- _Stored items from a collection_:

--- START ---

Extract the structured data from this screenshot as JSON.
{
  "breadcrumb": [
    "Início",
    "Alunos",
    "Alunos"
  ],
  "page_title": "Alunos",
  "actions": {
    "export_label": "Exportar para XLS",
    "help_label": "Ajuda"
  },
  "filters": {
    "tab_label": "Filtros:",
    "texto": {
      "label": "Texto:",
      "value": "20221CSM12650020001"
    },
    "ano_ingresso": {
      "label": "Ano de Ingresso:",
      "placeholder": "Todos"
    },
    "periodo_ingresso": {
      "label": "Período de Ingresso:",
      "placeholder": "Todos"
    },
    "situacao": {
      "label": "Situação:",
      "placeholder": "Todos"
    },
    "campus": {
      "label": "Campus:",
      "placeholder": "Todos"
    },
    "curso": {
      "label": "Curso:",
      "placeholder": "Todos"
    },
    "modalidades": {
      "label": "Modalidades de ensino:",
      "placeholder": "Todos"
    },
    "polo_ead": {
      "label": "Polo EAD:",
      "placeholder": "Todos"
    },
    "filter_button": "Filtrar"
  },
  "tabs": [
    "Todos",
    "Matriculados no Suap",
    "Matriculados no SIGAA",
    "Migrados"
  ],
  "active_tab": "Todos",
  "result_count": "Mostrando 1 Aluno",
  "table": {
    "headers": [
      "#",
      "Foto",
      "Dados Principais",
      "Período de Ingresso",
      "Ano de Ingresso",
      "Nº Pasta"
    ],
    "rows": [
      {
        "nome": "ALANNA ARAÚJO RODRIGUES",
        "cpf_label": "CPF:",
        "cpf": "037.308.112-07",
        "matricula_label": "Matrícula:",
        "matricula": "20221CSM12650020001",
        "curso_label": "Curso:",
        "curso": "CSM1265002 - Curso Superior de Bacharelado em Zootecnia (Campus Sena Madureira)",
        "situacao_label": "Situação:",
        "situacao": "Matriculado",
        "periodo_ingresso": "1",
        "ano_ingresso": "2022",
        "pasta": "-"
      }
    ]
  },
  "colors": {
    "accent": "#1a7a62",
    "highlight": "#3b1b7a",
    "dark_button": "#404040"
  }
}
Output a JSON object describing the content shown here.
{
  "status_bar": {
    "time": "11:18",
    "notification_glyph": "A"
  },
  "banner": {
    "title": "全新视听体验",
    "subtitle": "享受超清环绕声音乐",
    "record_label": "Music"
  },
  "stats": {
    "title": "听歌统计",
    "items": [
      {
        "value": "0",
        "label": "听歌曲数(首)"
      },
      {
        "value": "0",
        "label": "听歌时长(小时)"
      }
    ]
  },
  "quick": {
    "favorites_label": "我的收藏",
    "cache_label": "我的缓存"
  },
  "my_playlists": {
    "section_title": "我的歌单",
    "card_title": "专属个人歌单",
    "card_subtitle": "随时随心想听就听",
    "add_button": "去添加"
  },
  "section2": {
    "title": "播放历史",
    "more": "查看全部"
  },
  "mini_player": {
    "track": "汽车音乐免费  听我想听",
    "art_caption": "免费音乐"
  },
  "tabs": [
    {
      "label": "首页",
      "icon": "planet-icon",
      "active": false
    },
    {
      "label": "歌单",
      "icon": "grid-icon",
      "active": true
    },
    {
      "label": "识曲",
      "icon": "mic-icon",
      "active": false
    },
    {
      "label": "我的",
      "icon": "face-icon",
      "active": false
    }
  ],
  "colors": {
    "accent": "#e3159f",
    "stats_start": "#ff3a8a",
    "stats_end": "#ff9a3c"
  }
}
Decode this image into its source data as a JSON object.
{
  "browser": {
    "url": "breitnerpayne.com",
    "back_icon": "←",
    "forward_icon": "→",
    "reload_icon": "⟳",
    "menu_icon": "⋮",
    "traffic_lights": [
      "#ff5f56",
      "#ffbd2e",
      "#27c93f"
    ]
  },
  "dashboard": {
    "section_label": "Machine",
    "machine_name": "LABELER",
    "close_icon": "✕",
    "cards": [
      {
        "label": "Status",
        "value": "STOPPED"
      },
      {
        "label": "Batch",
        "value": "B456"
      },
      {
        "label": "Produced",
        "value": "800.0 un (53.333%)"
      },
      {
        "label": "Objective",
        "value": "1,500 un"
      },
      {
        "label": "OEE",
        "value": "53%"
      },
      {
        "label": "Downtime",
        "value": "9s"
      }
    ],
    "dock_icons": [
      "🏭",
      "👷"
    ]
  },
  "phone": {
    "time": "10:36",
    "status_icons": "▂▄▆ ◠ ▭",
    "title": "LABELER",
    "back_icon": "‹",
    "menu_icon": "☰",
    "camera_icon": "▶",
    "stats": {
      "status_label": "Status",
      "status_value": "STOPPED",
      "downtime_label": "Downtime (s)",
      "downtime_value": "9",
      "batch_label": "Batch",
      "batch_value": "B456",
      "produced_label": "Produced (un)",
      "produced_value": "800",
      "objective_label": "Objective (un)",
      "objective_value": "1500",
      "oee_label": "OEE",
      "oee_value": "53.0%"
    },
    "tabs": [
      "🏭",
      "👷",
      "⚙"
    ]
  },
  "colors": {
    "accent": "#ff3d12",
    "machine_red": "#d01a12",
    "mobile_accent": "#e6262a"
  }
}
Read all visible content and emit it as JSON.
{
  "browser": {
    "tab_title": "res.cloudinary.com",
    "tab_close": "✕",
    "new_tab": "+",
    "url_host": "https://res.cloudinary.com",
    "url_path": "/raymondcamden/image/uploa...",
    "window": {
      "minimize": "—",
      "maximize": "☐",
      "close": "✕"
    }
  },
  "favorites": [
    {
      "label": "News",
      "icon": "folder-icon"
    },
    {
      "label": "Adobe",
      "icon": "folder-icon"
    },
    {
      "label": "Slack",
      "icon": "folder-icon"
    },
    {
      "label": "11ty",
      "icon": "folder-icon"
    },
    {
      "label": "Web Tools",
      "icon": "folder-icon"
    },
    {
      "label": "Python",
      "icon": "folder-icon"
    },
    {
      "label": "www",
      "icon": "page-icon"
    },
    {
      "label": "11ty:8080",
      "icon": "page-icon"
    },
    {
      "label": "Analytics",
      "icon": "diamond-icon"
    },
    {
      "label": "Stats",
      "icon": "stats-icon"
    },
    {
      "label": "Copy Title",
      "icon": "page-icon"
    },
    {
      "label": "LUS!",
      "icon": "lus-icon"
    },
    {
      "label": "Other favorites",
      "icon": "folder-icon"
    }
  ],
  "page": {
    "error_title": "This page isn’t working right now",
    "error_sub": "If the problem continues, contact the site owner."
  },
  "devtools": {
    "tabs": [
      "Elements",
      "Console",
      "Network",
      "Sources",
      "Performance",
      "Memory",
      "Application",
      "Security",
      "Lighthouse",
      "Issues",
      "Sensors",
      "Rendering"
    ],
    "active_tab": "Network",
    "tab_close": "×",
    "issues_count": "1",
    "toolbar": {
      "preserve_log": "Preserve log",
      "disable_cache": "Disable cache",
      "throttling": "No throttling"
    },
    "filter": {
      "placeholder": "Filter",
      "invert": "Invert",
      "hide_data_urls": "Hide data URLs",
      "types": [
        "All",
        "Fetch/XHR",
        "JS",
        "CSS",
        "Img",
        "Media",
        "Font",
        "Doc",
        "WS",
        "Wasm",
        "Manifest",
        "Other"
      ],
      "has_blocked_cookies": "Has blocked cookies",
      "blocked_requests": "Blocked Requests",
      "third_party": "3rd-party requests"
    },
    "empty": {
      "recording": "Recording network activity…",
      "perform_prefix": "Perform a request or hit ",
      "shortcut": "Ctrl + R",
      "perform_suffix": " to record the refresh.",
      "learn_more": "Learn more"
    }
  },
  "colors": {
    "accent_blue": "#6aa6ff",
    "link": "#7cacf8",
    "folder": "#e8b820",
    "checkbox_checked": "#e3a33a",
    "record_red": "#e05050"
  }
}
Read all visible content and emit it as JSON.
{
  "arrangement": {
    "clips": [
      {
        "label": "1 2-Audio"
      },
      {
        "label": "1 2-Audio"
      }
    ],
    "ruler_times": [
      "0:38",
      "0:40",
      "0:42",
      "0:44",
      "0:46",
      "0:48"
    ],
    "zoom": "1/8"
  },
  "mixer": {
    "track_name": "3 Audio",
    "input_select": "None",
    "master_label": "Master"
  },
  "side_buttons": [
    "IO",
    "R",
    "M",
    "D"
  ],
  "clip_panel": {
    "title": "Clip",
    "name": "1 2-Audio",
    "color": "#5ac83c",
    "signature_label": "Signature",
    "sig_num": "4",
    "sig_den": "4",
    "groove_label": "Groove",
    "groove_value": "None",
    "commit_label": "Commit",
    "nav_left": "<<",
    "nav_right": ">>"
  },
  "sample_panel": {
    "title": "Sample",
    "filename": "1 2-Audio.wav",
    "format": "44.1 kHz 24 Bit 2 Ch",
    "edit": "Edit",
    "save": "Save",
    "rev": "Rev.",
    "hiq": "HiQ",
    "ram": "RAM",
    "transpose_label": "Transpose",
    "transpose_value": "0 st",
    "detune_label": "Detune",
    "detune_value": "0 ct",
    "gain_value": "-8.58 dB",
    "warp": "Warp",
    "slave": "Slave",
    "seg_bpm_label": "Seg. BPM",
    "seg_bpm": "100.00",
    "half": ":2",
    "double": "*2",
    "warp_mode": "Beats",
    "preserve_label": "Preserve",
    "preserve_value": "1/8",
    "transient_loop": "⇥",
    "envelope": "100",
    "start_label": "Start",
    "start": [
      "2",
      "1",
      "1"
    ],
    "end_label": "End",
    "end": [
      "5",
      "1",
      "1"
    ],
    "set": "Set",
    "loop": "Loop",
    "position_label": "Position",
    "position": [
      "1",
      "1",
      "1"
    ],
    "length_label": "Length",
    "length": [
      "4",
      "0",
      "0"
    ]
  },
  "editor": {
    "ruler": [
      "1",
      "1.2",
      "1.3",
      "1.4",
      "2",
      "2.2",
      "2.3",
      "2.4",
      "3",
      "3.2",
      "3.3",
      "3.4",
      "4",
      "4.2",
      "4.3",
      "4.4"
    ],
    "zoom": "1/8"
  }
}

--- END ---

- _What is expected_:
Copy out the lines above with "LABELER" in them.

- _Completed exercise_:
    "machine_name": "LABELER",
    "title": "LABELER",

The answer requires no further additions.